··· DATASET RECORDS
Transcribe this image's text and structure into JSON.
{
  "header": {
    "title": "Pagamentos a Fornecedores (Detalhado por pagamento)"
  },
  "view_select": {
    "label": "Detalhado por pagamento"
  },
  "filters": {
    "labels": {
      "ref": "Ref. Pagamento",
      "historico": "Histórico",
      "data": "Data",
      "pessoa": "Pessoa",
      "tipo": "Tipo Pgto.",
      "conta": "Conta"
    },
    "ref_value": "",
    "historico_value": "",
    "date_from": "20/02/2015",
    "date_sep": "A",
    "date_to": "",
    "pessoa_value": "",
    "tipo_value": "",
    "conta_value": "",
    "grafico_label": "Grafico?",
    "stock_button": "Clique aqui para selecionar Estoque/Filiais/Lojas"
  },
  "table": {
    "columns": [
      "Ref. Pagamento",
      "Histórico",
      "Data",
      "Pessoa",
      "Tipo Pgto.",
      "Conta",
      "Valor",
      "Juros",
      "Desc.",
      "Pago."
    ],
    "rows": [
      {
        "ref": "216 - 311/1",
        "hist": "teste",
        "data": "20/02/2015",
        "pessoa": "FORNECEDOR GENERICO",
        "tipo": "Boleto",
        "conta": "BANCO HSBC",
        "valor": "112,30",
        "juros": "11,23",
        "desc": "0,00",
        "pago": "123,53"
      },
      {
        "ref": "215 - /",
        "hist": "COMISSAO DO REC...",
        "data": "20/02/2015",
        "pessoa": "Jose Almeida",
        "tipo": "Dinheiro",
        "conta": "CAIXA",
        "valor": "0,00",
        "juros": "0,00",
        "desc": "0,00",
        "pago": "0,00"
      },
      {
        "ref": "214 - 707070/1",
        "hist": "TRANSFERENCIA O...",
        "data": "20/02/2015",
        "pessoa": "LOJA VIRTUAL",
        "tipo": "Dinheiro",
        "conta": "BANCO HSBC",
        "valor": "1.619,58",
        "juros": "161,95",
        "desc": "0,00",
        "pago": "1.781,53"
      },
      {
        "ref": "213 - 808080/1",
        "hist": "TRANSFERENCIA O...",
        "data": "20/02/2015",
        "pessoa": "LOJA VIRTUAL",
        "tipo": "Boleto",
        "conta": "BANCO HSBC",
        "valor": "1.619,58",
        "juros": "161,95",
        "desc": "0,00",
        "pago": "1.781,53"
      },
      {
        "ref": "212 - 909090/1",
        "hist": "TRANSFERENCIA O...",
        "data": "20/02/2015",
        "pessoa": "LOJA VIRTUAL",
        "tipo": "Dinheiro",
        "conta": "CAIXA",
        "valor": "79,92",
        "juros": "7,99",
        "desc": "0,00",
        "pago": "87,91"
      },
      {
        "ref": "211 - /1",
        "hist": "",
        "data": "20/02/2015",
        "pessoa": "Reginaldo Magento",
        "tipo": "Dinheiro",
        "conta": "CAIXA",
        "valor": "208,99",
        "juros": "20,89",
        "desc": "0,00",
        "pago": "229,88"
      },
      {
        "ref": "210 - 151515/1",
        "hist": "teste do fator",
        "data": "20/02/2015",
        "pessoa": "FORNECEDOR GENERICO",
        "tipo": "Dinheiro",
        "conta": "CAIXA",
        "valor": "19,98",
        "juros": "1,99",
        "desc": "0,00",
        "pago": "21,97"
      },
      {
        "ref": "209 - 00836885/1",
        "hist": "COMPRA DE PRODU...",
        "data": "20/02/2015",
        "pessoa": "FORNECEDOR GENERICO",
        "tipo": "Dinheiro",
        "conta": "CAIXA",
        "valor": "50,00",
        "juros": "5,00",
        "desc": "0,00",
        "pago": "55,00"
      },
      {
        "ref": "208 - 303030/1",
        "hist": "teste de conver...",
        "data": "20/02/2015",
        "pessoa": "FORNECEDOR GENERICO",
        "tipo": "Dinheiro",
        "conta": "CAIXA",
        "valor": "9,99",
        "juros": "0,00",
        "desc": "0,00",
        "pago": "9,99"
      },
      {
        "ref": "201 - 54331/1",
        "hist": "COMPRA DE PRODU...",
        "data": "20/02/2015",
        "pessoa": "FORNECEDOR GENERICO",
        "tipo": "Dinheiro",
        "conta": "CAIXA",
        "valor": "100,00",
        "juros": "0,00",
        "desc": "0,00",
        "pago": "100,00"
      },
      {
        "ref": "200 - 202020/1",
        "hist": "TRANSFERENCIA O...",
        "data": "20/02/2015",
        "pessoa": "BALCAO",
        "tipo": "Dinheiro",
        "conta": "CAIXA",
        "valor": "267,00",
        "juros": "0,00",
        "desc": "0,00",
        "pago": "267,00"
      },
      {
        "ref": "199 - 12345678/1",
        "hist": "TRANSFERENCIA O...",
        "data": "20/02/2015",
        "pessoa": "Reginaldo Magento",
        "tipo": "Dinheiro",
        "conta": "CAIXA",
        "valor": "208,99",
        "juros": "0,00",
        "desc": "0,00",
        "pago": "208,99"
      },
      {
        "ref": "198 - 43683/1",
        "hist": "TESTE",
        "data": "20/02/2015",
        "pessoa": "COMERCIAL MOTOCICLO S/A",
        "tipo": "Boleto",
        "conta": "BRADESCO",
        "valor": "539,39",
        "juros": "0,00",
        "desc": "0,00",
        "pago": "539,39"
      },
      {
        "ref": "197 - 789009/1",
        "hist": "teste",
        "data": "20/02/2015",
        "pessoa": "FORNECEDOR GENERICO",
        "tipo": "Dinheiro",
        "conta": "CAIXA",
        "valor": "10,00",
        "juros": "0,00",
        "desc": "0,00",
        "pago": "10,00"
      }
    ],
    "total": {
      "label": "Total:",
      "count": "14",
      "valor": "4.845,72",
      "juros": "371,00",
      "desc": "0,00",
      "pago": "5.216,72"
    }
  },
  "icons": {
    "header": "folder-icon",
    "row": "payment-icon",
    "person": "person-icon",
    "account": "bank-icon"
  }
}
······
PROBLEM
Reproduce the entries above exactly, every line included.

ANSWER TO THIS PROBLEM
Transcribe this image's text and structure into JSON.
{
  "header": {
    "title": "Pagamentos a Fornecedores (Detalhado por pagamento)"
  },
  "view_select": {
    "label": "Detalhado por pagamento"
  },
  "filters": {
    "labels": {
      "ref": "Ref. Pagamento",
      "historico": "Histórico",
      "data": "Data",
      "pessoa": "Pessoa",
      "tipo": "Tipo Pgto.",
      "conta": "Conta"
    },
    "ref_value": "",
    "historico_value": "",
    "date_from": "20/02/2015",
    "date_sep": "A",
    "date_to": "",
    "pessoa_value": "",
    "tipo_value": "",
    "conta_value": "",
    "grafico_label": "Grafico?",
    "stock_button": "Clique aqui para selecionar Estoque/Filiais/Lojas"
  },
  "table": {
    "columns": [
      "Ref. Pagamento",
      "Histórico",
      "Data",
      "Pessoa",
      "Tipo Pgto.",
      "Conta",
      "Valor",
      "Juros",
      "Desc.",
      "Pago."
    ],
    "rows": [
      {
        "ref": "216 - 311/1",
        "hist": "teste",
        "data": "20/02/2015",
        "pessoa": "FORNECEDOR GENERICO",
        "tipo": "Boleto",
        "conta": "BANCO HSBC",
        "valor": "112,30",
        "juros": "11,23",
        "desc": "0,00",
        "pago": "123,53"
      },
      {
        "ref": "215 - /",
        "hist": "COMISSAO DO REC...",
        "data": "20/02/2015",
        "pessoa": "Jose Almeida",
        "tipo": "Dinheiro",
        "conta": "CAIXA",
        "valor": "0,00",
        "juros": "0,00",
        "desc": "0,00",
        "pago": "0,00"
      },
      {
        "ref": "214 - 707070/1",
        "hist": "TRANSFERENCIA O...",
        "data": "20/02/2015",
        "pessoa": "LOJA VIRTUAL",
        "tipo": "Dinheiro",
        "conta": "BANCO HSBC",
        "valor": "1.619,58",
        "juros": "161,95",
        "desc": "0,00",
        "pago": "1.781,53"
      },
      {
        "ref": "213 - 808080/1",
        "hist": "TRANSFERENCIA O...",
        "data": "20/02/2015",
        "pessoa": "LOJA VIRTUAL",
        "tipo": "Boleto",
        "conta": "BANCO HSBC",
        "valor": "1.619,58",
        "juros": "161,95",
        "desc": "0,00",
        "pago": "1.781,53"
      },
      {
        "ref": "212 - 909090/1",
        "hist": "TRANSFERENCIA O...",
        "data": "20/02/2015",
        "pessoa": "LOJA VIRTUAL",
        "tipo": "Dinheiro",
        "conta": "CAIXA",
        "valor": "79,92",
        "juros": "7,99",
        "desc": "0,00",
        "pago": "87,91"
      },
      {
        "ref": "211 - /1",
        "hist": "",
        "data": "20/02/2015",
        "pessoa": "Reginaldo Magento",
        "tipo": "Dinheiro",
        "conta": "CAIXA",
        "valor": "208,99",
        "juros": "20,89",
        "desc": "0,00",
        "pago": "229,88"
      },
      {
        "ref": "210 - 151515/1",
        "hist": "teste do fator",
        "data": "20/02/2015",
        "pessoa": "FORNECEDOR GENERICO",
        "tipo": "Dinheiro",
        "conta": "CAIXA",
        "valor": "19,98",
        "juros": "1,99",
        "desc": "0,00",
        "pago": "21,97"
      },
      {
        "ref": "209 - 00836885/1",
        "hist": "COMPRA DE PRODU...",
        "data": "20/02/2015",
        "pessoa": "FORNECEDOR GENERICO",
        "tipo": "Dinheiro",
        "conta": "CAIXA",
        "valor": "50,00",
        "juros": "5,00",
        "desc": "0,00",
        "pago": "55,00"
      },
      {
        "ref": "208 - 303030/1",
        "hist": "teste de conver...",
        "data": "20/02/2015",
        "pessoa": "FORNECEDOR GENERICO",
        "tipo": "Dinheiro",
        "conta": "CAIXA",
        "valor": "9,99",
        "juros": "0,00",
        "desc": "0,00",
        "pago": "9,99"
      },
      {
        "ref": "201 - 54331/1",
        "hist": "COMPRA DE PRODU...",
        "data": "20/02/2015",
        "pessoa": "FORNECEDOR GENERICO",
        "tipo": "Dinheiro",
        "conta": "CAIXA",
        "valor": "100,00",
        "juros": "0,00",
        "desc": "0,00",
        "pago": "100,00"
      },
      {
        "ref": "200 - 202020/1",
        "hist": "TRANSFERENCIA O...",
        "data": "20/02/2015",
        "pessoa": "BALCAO",
        "tipo": "Dinheiro",
        "conta": "CAIXA",
        "valor": "267,00",
        "juros": "0,00",
        "desc": "0,00",
        "pago": "267,00"
      },
      {
        "ref": "199 - 12345678/1",
        "hist": "TRANSFERENCIA O...",
        "data": "20/02/2015",
        "pessoa": "Reginaldo Magento",
        "tipo": "Dinheiro",
        "conta": "CAIXA",
        "valor": "208,99",
        "juros": "0,00",
        "desc": "0,00",
        "pago": "208,99"
      },
      {
        "ref": "198 - 43683/1",
        "hist": "TESTE",
        "data": "20/02/2015",
        "pessoa": "COMERCIAL MOTOCICLO S/A",
        "tipo": "Boleto",
        "conta": "BRADESCO",
        "valor": "539,39",
        "juros": "0,00",
        "desc": "0,00",
        "pago": "539,39"
      },
      {
        "ref": "197 - 789009/1",
        "hist": "teste",
        "data": "20/02/2015",
        "pessoa": "FORNECEDOR GENERICO",
        "tipo": "Dinheiro",
        "conta": "CAIXA",
        "valor": "10,00",
        "juros": "0,00",
        "desc": "0,00",
        "pago": "10,00"
      }
    ],
    "total": {
      "label": "Total:",
      "count": "14",
      "valor": "4.845,72",
      "juros": "371,00",
      "desc": "0,00",
      "pago": "5.216,72"
    }
  },
  "icons": {
    "header": "folder-icon",
    "row": "payment-icon",
    "person": "person-icon",
    "account": "bank-icon"
  }
}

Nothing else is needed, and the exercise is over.